He does nearly the same thing against the Bills, when this second-level hurdle-cut over Stephon Gilmore helps him pick up an extra 5 or 6 yards.

Ajayi’s footwork has shown up repeatedly after contact as well. When defenders get him wrapped up, he keeps his feet moving, and even when he’s spun around, he keeps his momentum going downhill to pick up positive yardage.

And that’s if you can even get him wrapped up. Ajayi has been a beast, bowling through outstretched arms and shrugging off tackle attempt after tackle attempt. On a run early in the second quarter against the Bills, Ajayi slips through three straight drag-down tackle attempts by Buffalo defenders to pick up 11 yards before being hit out of bounds.

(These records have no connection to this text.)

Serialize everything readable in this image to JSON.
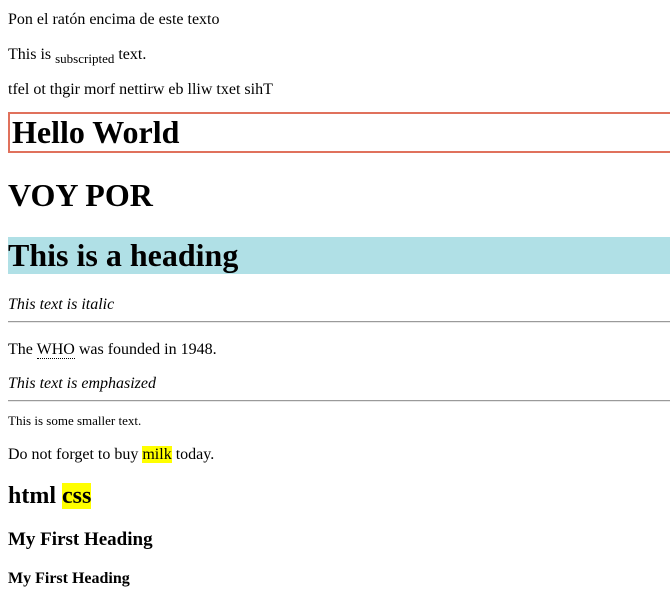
{
  "hover_text": "Pon el ratón encima de este texto",
  "subscript_line": {
    "before": "This is ",
    "sub": "subscripted",
    "after": " text."
  },
  "reversed_text": "tfel ot thgir morf nettirw eb lliw txet sihT",
  "hello_world": "Hello World",
  "voy_por": "VOY POR",
  "heading_blue": "This is a heading",
  "italic_text": "This text is italic",
  "who_line": {
    "before": "The ",
    "abbr": "WHO",
    "after": " was founded in 1948."
  },
  "emphasized_text": "This text is emphasized",
  "smaller_text": "This is some smaller text.",
  "milk_line": {
    "before": "Do not forget to buy ",
    "mark": "milk",
    "after": " today."
  },
  "html_css": {
    "plain": "html ",
    "mark": "css"
  },
  "first_heading_a": "My First Heading",
  "first_heading_b": "My First Heading",
  "colors": {
    "highlight": "#ffff00",
    "heading_bg": "#b0e0e6",
    "hello_border": "#e0715c"
  }
}
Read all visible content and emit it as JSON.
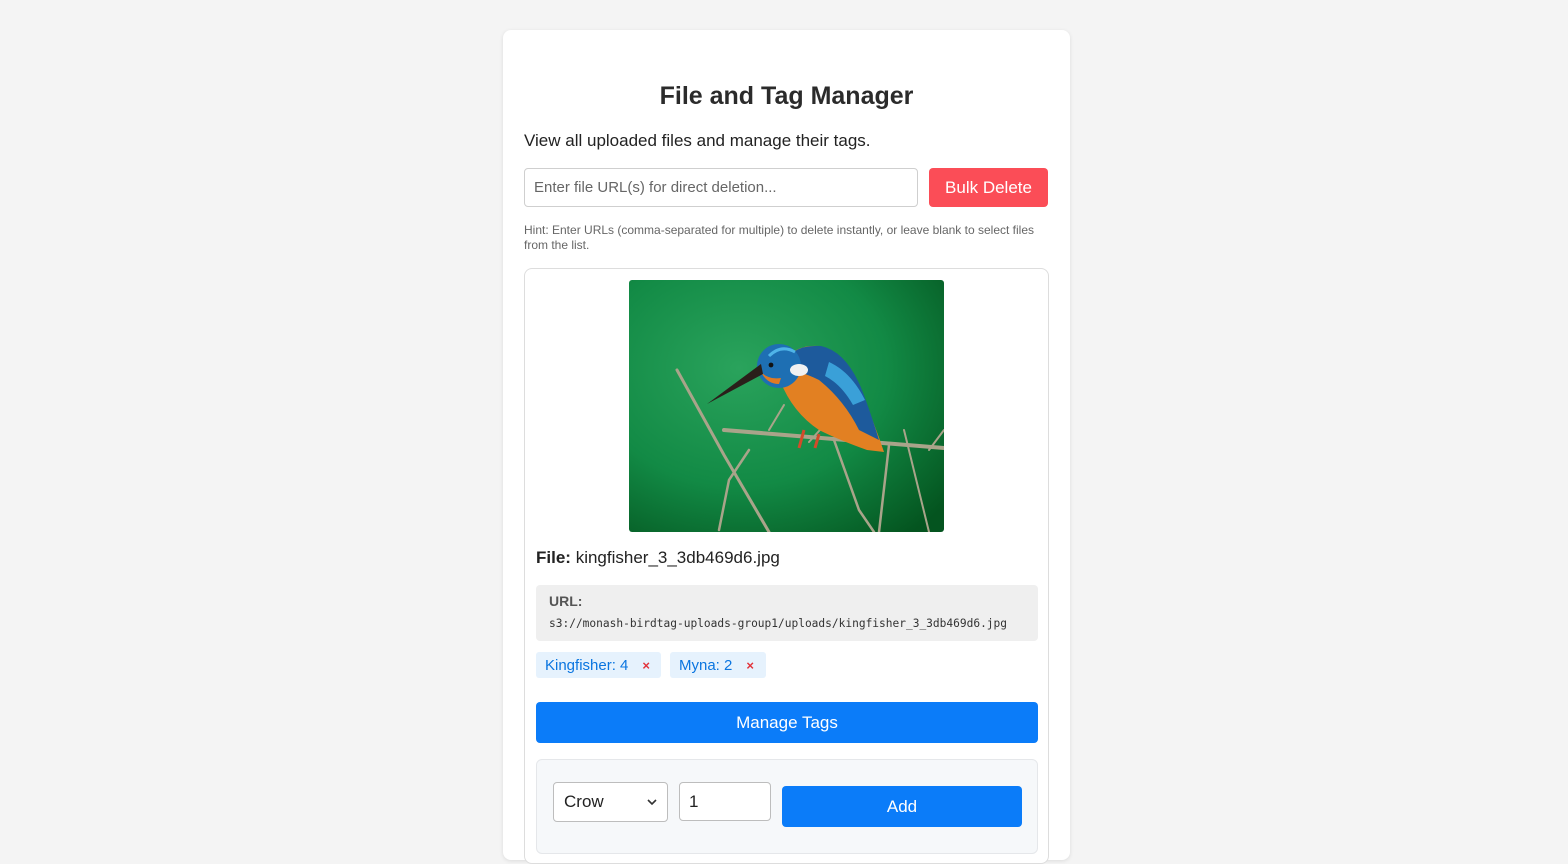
{
  "page": {
    "title": "File and Tag Manager",
    "subtitle": "View all uploaded files and manage their tags."
  },
  "bulk_delete": {
    "placeholder": "Enter file URL(s) for direct deletion...",
    "button_label": "Bulk Delete",
    "hint": "Hint: Enter URLs (comma-separated for multiple) to delete instantly, or leave blank to select files from the list."
  },
  "file": {
    "label": "File:",
    "name": "kingfisher_3_3db469d6.jpg",
    "url_label": "URL:",
    "url": "s3://monash-birdtag-uploads-group1/uploads/kingfisher_3_3db469d6.jpg",
    "tags": [
      {
        "label": "Kingfisher: 4",
        "remove": "×"
      },
      {
        "label": "Myna: 2",
        "remove": "×"
      }
    ],
    "manage_button": "Manage Tags"
  },
  "add_tag": {
    "species": "Crow",
    "count": "1",
    "add_button": "Add"
  },
  "colors": {
    "danger": "#fb4d57",
    "primary": "#0b7cf9",
    "tag_bg": "#e6f2fd",
    "tag_text": "#0a75e0"
  },
  "icons": {
    "select_chevron": "chevron-down-icon",
    "tag_remove": "close-icon"
  }
}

In Ajayi’s two-game tornado, he’s broken 13 tackles — the same amount that Ezekiel Elliott has broken all year per Pro Football Focus — including two on this game-sealing 62-yard home run late against the Steelers …

… and two more on this play early in the fourth quarter, where Ajayi breaks through a pair of would-be tacklers to rip off a 53-yard run.

This past week Gase said that he wanted to move to a one- or two-running-back rotation to foster a rhythm for the offense and allow a runner to get a better feel for how the defense is reacting to the offense’s blocking schemes throughout the game. Obviously, Ajayi has benefited from Gase’s approach. He’s dominated Miami’s carries count over the past three games and he’s rewarded his coach by getting better as the game goes on. As defenses tire and get sick of tackling a 229-pound wrecking ball, the explosive run plays start to show up. See: the 62-yard jailbreak against the Steelers and the 53-yard scamper against the Bills.

The sample size for Ajayi’s breakout is small, but the extraordinary skills he’s shown in his two huge games are damn convincing. Ajayi’s not going to consistently run for 200-plus yards, but if he can stay healthy, he has the vision, the power, and the footwork to become a star.